#### THE TASK
Of the lines below, count those containing the word "nwidok". Reply with the number alone.

(Component data from apps and pages)
:::
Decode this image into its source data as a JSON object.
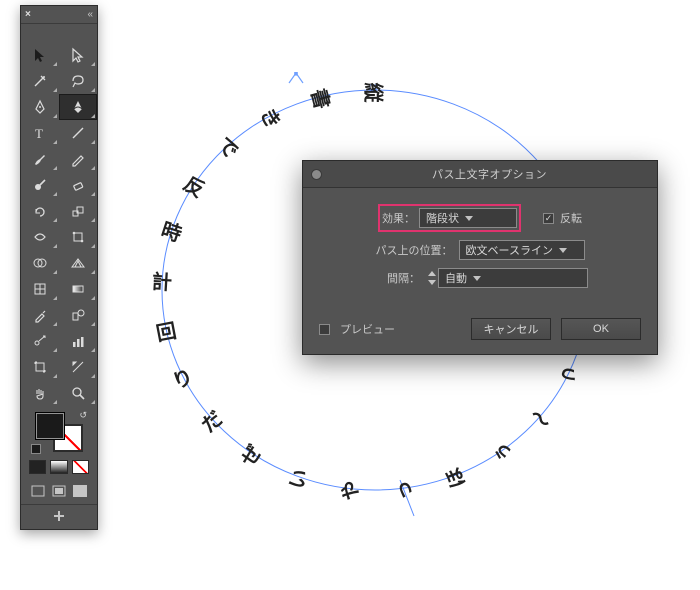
{
  "tools": {
    "header": {
      "close": "×",
      "collapse": "«"
    },
    "names": [
      [
        "selection",
        "direct-selection"
      ],
      [
        "magic-wand",
        "lasso"
      ],
      [
        "pen",
        "curvature"
      ],
      [
        "type",
        "line-segment"
      ],
      [
        "paintbrush",
        "pencil"
      ],
      [
        "blob-brush",
        "eraser"
      ],
      [
        "rotate",
        "scale"
      ],
      [
        "width",
        "free-transform"
      ],
      [
        "shape-builder",
        "perspective-grid"
      ],
      [
        "mesh",
        "gradient"
      ],
      [
        "eyedropper",
        "blend"
      ],
      [
        "symbol-sprayer",
        "column-graph"
      ],
      [
        "artboard",
        "slice"
      ],
      [
        "hand",
        "zoom"
      ]
    ],
    "selected": "curvature",
    "swatches": {
      "mode_icons": [
        "normal",
        "full",
        "presentation"
      ]
    }
  },
  "canvas": {
    "path_text": "縦書きで反時計回りだぜいやっほぅ～っ",
    "path_type": "ellipse"
  },
  "dialog": {
    "title": "パス上文字オプション",
    "rows": {
      "effect_label": "効果：",
      "effect_value": "階段状",
      "flip_label": "反転",
      "flip_checked": true,
      "position_label": "パス上の位置：",
      "position_value": "欧文ベースライン",
      "spacing_label": "間隔：",
      "spacing_value": "自動"
    },
    "footer": {
      "preview_label": "プレビュー",
      "preview_checked": false,
      "cancel": "キャンセル",
      "ok": "OK"
    }
  }
}
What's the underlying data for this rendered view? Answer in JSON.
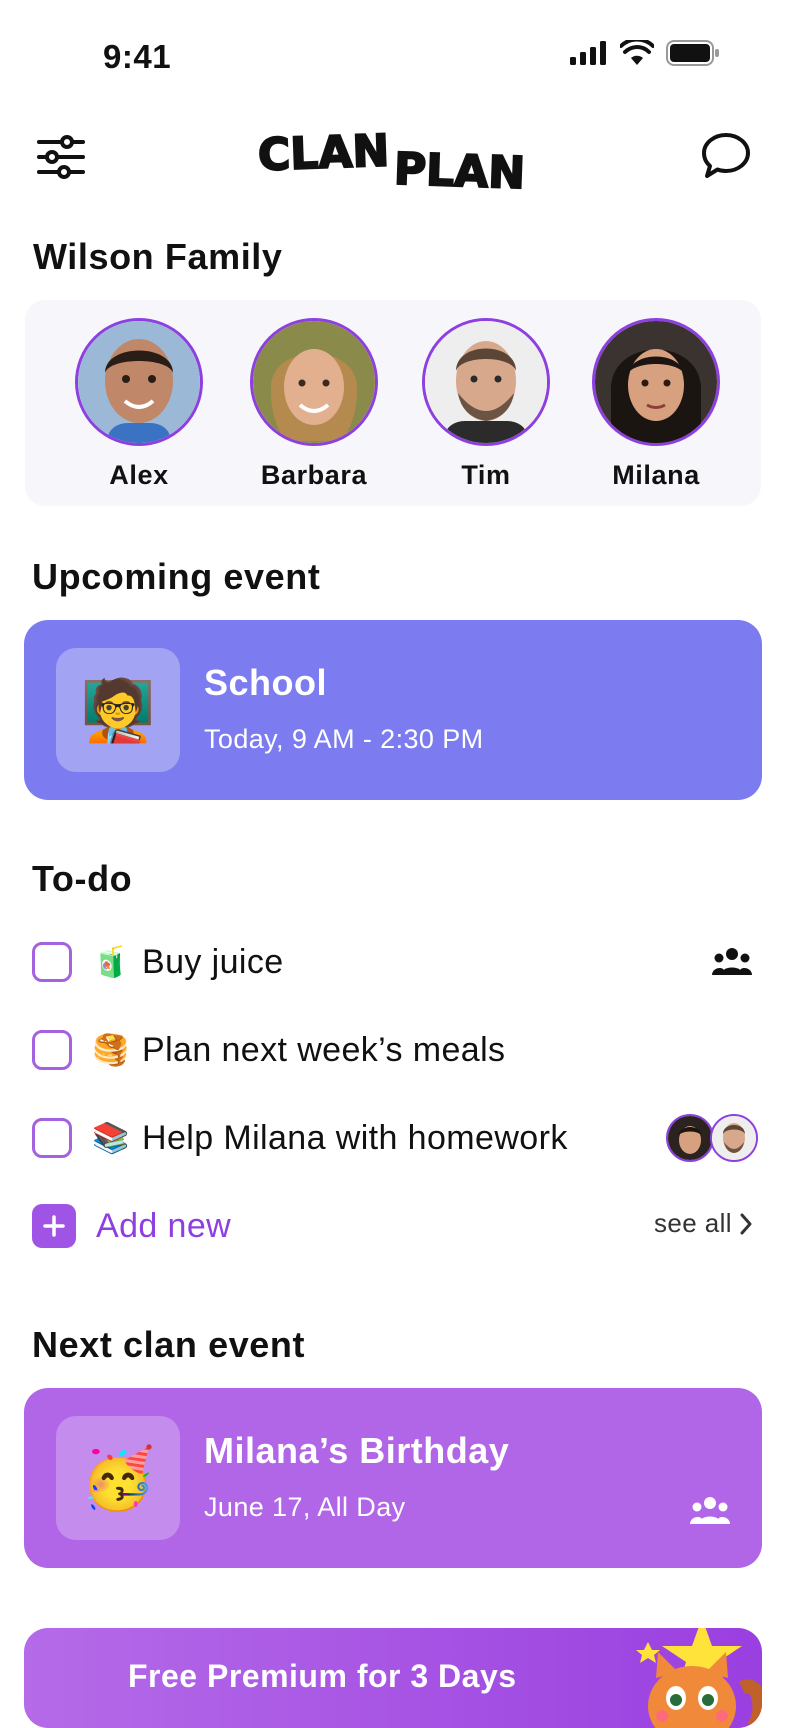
{
  "status_bar": {
    "time": "9:41"
  },
  "header": {
    "logo_text_1": "CLAN",
    "logo_text_2": "PLAN"
  },
  "family": {
    "title": "Wilson Family",
    "members": [
      {
        "name": "Alex"
      },
      {
        "name": "Barbara"
      },
      {
        "name": "Tim"
      },
      {
        "name": "Milana"
      }
    ]
  },
  "upcoming": {
    "title": "Upcoming event",
    "event": {
      "emoji": "🧑‍🏫",
      "title": "School",
      "time": "Today, 9 AM - 2:30 PM"
    }
  },
  "todo": {
    "title": "To-do",
    "items": [
      {
        "emoji": "🧃",
        "label": "Buy juice",
        "assignee": "family-icon"
      },
      {
        "emoji": "🥞",
        "label": "Plan next week’s meals"
      },
      {
        "emoji": "📚",
        "label": "Help Milana with homework",
        "assignee": "avatars"
      }
    ],
    "add_label": "Add new",
    "see_all_label": "see all"
  },
  "clan_event": {
    "title": "Next clan event",
    "event": {
      "emoji": "🥳",
      "title": "Milana’s Birthday",
      "time": "June 17, All Day"
    }
  },
  "premium": {
    "label": "Free Premium for 3 Days"
  },
  "colors": {
    "accent": "#8e3fe0",
    "event_card": "#7c7cf0",
    "clan_card": "#b066e6"
  }
}
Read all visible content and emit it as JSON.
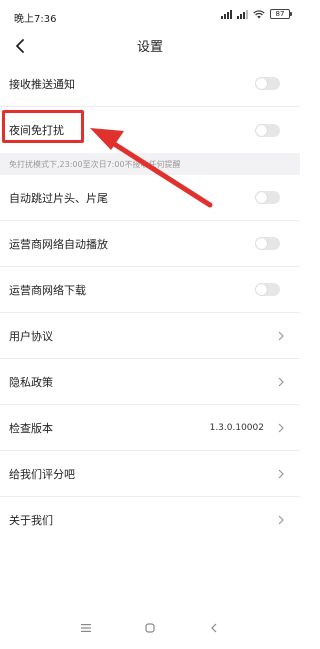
{
  "status_bar": {
    "time": "晚上7:36",
    "battery": "87",
    "icons": [
      "signal-icon",
      "signal-icon-2",
      "wifi-icon",
      "battery-icon"
    ]
  },
  "header": {
    "title": "设置",
    "back_icon": "chevron-left-icon"
  },
  "settings": {
    "push_notifications": {
      "label": "接收推送通知",
      "enabled": false
    },
    "night_dnd": {
      "label": "夜间免打扰",
      "enabled": false
    },
    "dnd_hint": "免打扰模式下,23:00至次日7:00不接收任何提醒",
    "skip_intro": {
      "label": "自动跳过片头、片尾",
      "enabled": false
    },
    "carrier_autoplay": {
      "label": "运营商网络自动播放",
      "enabled": false
    },
    "carrier_download": {
      "label": "运营商网络下载",
      "enabled": false
    },
    "user_agreement": {
      "label": "用户协议"
    },
    "privacy_policy": {
      "label": "隐私政策"
    },
    "check_version": {
      "label": "检查版本",
      "value": "1.3.0.10002"
    },
    "rate_us": {
      "label": "给我们评分吧"
    },
    "about_us": {
      "label": "关于我们"
    }
  },
  "annotation": {
    "color": "#e0312c"
  },
  "bottom_nav": {
    "icons": [
      "menu-icon",
      "home-icon",
      "back-icon"
    ]
  }
}
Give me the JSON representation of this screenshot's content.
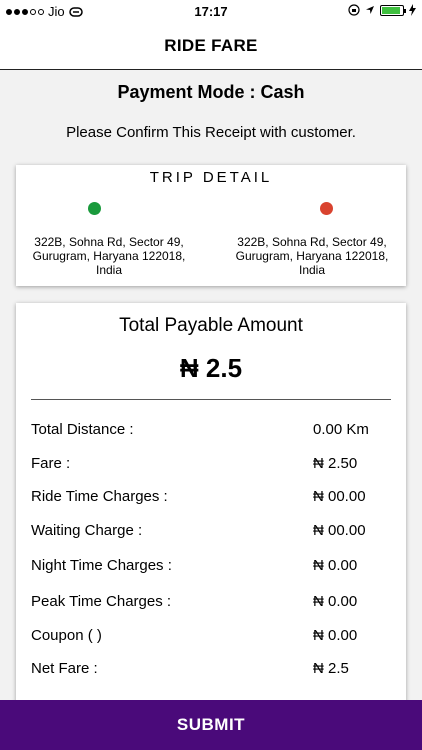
{
  "status_bar": {
    "carrier": "Jio",
    "time": "17:17",
    "battery_level": 0.9
  },
  "header": {
    "title": "RIDE FARE"
  },
  "payment_mode": "Payment Mode : Cash",
  "confirm_text": "Please Confirm This Receipt with customer.",
  "trip_detail": {
    "title": "TRIP DETAIL",
    "pickup_address": "322B, Sohna Rd, Sector 49, Gurugram, Haryana 122018, India",
    "drop_address": "322B, Sohna Rd, Sector 49, Gurugram, Haryana 122018, India",
    "pickup_color": "#1a9a3c",
    "drop_color": "#d9432f"
  },
  "fare": {
    "total_label": "Total Payable Amount",
    "total_value": "₦ 2.5",
    "rows": [
      {
        "label": "Total Distance :",
        "value": "0.00 Km"
      },
      {
        "label": "Fare :",
        "value": "₦ 2.50"
      },
      {
        "label": "Ride Time Charges :",
        "value": "₦ 00.00"
      },
      {
        "label": "Waiting Charge :",
        "value": "₦ 00.00"
      },
      {
        "label": "Night Time Charges :",
        "value": "₦ 0.00"
      },
      {
        "label": "Peak Time Charges :",
        "value": "₦ 0.00"
      },
      {
        "label": "Coupon ( )",
        "value": "₦ 0.00"
      },
      {
        "label": "Net Fare :",
        "value": "₦ 2.5"
      }
    ]
  },
  "submit_label": "SUBMIT",
  "colors": {
    "accent": "#4a0a7a"
  }
}
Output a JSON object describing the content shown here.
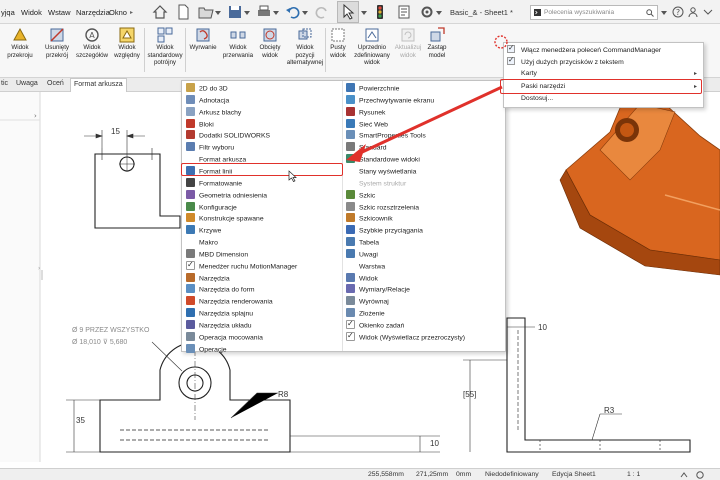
{
  "menubar": {
    "items": [
      "yjqa",
      "Widok",
      "Wstaw",
      "Narzędzia",
      "Okno"
    ],
    "document_title": "Basic_& - Sheet1 *",
    "search_placeholder": "Polecenia wyszukiwania"
  },
  "ribbon": {
    "buttons": [
      {
        "label": "Widok\nprzekroju",
        "disabled": false
      },
      {
        "label": "Usunięty\nprzekrój",
        "disabled": false
      },
      {
        "label": "Widok\nszczegółów",
        "disabled": false
      },
      {
        "label": "Widok\nwzględny",
        "disabled": false
      },
      {
        "label": "Widok\nstandardowy\npotrójny",
        "disabled": false
      },
      {
        "label": "Wyrwanie",
        "disabled": false
      },
      {
        "label": "Widok\nprzerwania",
        "disabled": false
      },
      {
        "label": "Obcięty\nwidok",
        "disabled": false
      },
      {
        "label": "Widok\npozycji\nalternatywnej",
        "disabled": false
      },
      {
        "label": "Pusty\nwidok",
        "disabled": false
      },
      {
        "label": "Uprzednio\nzdefiniowany\nwidok",
        "disabled": false
      },
      {
        "label": "Aktualizuj\nwidok",
        "disabled": true
      },
      {
        "label": "Zastąp\nmodel",
        "disabled": false
      }
    ]
  },
  "tabs": [
    {
      "label": "tic",
      "active": false
    },
    {
      "label": "Uwaga",
      "active": false
    },
    {
      "label": "Oceń",
      "active": false
    },
    {
      "label": "Format arkusza",
      "active": true
    }
  ],
  "toolbar_menu": {
    "left": [
      {
        "label": "2D do 3D",
        "color": "#c8a24a",
        "style": "icon"
      },
      {
        "label": "Adnotacja",
        "color": "#6f8db8",
        "style": "icon"
      },
      {
        "label": "Arkusz blachy",
        "color": "#8aa2c2",
        "style": "icon"
      },
      {
        "label": "Bloki",
        "color": "#c0392b",
        "style": "icon"
      },
      {
        "label": "Dodatki SOLIDWORKS",
        "color": "#b33a2f",
        "style": "icon"
      },
      {
        "label": "Filtr wyboru",
        "color": "#5b7db0",
        "style": "icon"
      },
      {
        "label": "Format arkusza",
        "color": "#ffffff",
        "style": "blank"
      },
      {
        "label": "Format linii",
        "color": "#3e6fb0",
        "style": "icon"
      },
      {
        "label": "Formatowanie",
        "color": "#444444",
        "style": "icon"
      },
      {
        "label": "Geometria odniesienia",
        "color": "#7b5aa6",
        "style": "icon"
      },
      {
        "label": "Konfiguracje",
        "color": "#4a8a4a",
        "style": "icon"
      },
      {
        "label": "Konstrukcje spawane",
        "color": "#d08a2a",
        "style": "icon"
      },
      {
        "label": "Krzywe",
        "color": "#3c79b4",
        "style": "icon"
      },
      {
        "label": "Makro",
        "color": "#e0e0e0",
        "style": "blank"
      },
      {
        "label": "MBD Dimension",
        "color": "#7a7a7a",
        "style": "icon"
      },
      {
        "label": "Menedżer ruchu MotionManager",
        "color": "#ffffff",
        "style": "check"
      },
      {
        "label": "Narzędzia",
        "color": "#b86a2a",
        "style": "icon"
      },
      {
        "label": "Narzędzia do form",
        "color": "#5a8fc4",
        "style": "icon"
      },
      {
        "label": "Narzędzia renderowania",
        "color": "#d04a2a",
        "style": "icon"
      },
      {
        "label": "Narzędzia splajnu",
        "color": "#2f6fb0",
        "style": "icon"
      },
      {
        "label": "Narzędzia układu",
        "color": "#5b5b9e",
        "style": "icon"
      },
      {
        "label": "Operacja mocowania",
        "color": "#7a8a9a",
        "style": "icon"
      },
      {
        "label": "Operacje",
        "color": "#6a8fb8",
        "style": "icon"
      }
    ],
    "right": [
      {
        "label": "Powierzchnie",
        "color": "#3f76b4",
        "style": "icon",
        "disabled": false
      },
      {
        "label": "Przechwytywanie ekranu",
        "color": "#4a90c8",
        "style": "icon",
        "disabled": false
      },
      {
        "label": "Rysunek",
        "color": "#a83232",
        "style": "icon",
        "disabled": false
      },
      {
        "label": "Sieć Web",
        "color": "#3a7ab8",
        "style": "icon",
        "disabled": false
      },
      {
        "label": "SmartProperties Tools",
        "color": "#6a8fb8",
        "style": "icon",
        "disabled": false
      },
      {
        "label": "Standard",
        "color": "#7a7a7a",
        "style": "icon",
        "disabled": false
      },
      {
        "label": "Standardowe widoki",
        "color": "#3a8a6a",
        "style": "icon",
        "disabled": false
      },
      {
        "label": "Stany wyświetlania",
        "color": "#ffffff",
        "style": "blank",
        "disabled": false
      },
      {
        "label": "System struktur",
        "color": "#ffffff",
        "style": "blank",
        "disabled": true
      },
      {
        "label": "Szkic",
        "color": "#5a8a3a",
        "style": "icon",
        "disabled": false
      },
      {
        "label": "Szkic rozsztrzelenia",
        "color": "#8a8a8a",
        "style": "icon",
        "disabled": false
      },
      {
        "label": "Szkicownik",
        "color": "#c07a2a",
        "style": "icon",
        "disabled": false
      },
      {
        "label": "Szybkie przyciągania",
        "color": "#3a6ab4",
        "style": "icon",
        "disabled": false
      },
      {
        "label": "Tabela",
        "color": "#4a7ab0",
        "style": "icon",
        "disabled": false
      },
      {
        "label": "Uwagi",
        "color": "#4a7ab0",
        "style": "icon",
        "disabled": false
      },
      {
        "label": "Warstwa",
        "color": "#ffffff",
        "style": "blank",
        "disabled": false
      },
      {
        "label": "Widok",
        "color": "#5a7ab0",
        "style": "icon",
        "disabled": false
      },
      {
        "label": "Wymiary/Relacje",
        "color": "#6a6ab0",
        "style": "icon",
        "disabled": false
      },
      {
        "label": "Wyrównaj",
        "color": "#7a8a9a",
        "style": "icon",
        "disabled": false
      },
      {
        "label": "Złożenie",
        "color": "#6a8ab0",
        "style": "icon",
        "disabled": false
      },
      {
        "label": "Okienko zadań",
        "color": "#ffffff",
        "style": "check",
        "disabled": false
      },
      {
        "label": "Widok (Wyświetlacz przezroczysty)",
        "color": "#ffffff",
        "style": "check",
        "disabled": false
      }
    ]
  },
  "context_menu": {
    "items": [
      {
        "label": "Włącz menedżera poleceń CommandManager",
        "checked": true,
        "submenu": false
      },
      {
        "label": "Użyj dużych przycisków z tekstem",
        "checked": true,
        "submenu": false
      },
      {
        "label": "Karty",
        "checked": false,
        "submenu": true
      },
      {
        "label": "Paski narzędzi",
        "checked": false,
        "submenu": true
      },
      {
        "label": "Dostosuj...",
        "checked": false,
        "submenu": false
      }
    ]
  },
  "drawing": {
    "dim_15": "15",
    "dim_10_right": "10",
    "dim_10_bottom": "10",
    "dim_35": "35",
    "dim_55": "[55]",
    "r8": "R8",
    "r3": "R3",
    "hole_note_1": "Ø 9 PRZEZ WSZYSTKO",
    "hole_note_2": "Ø 18,010 ⊽ 5,680"
  },
  "statusbar": {
    "x": "255,558mm",
    "y": "271,25mm",
    "z": "0mm",
    "state": "Niedodefiniowany",
    "mode": "Edycja Sheet1",
    "scale": "1 : 1"
  },
  "colors": {
    "accent_red": "#e0312b",
    "part_orange": "#d9661f"
  }
}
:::
#### FINISHED EXERCISE
4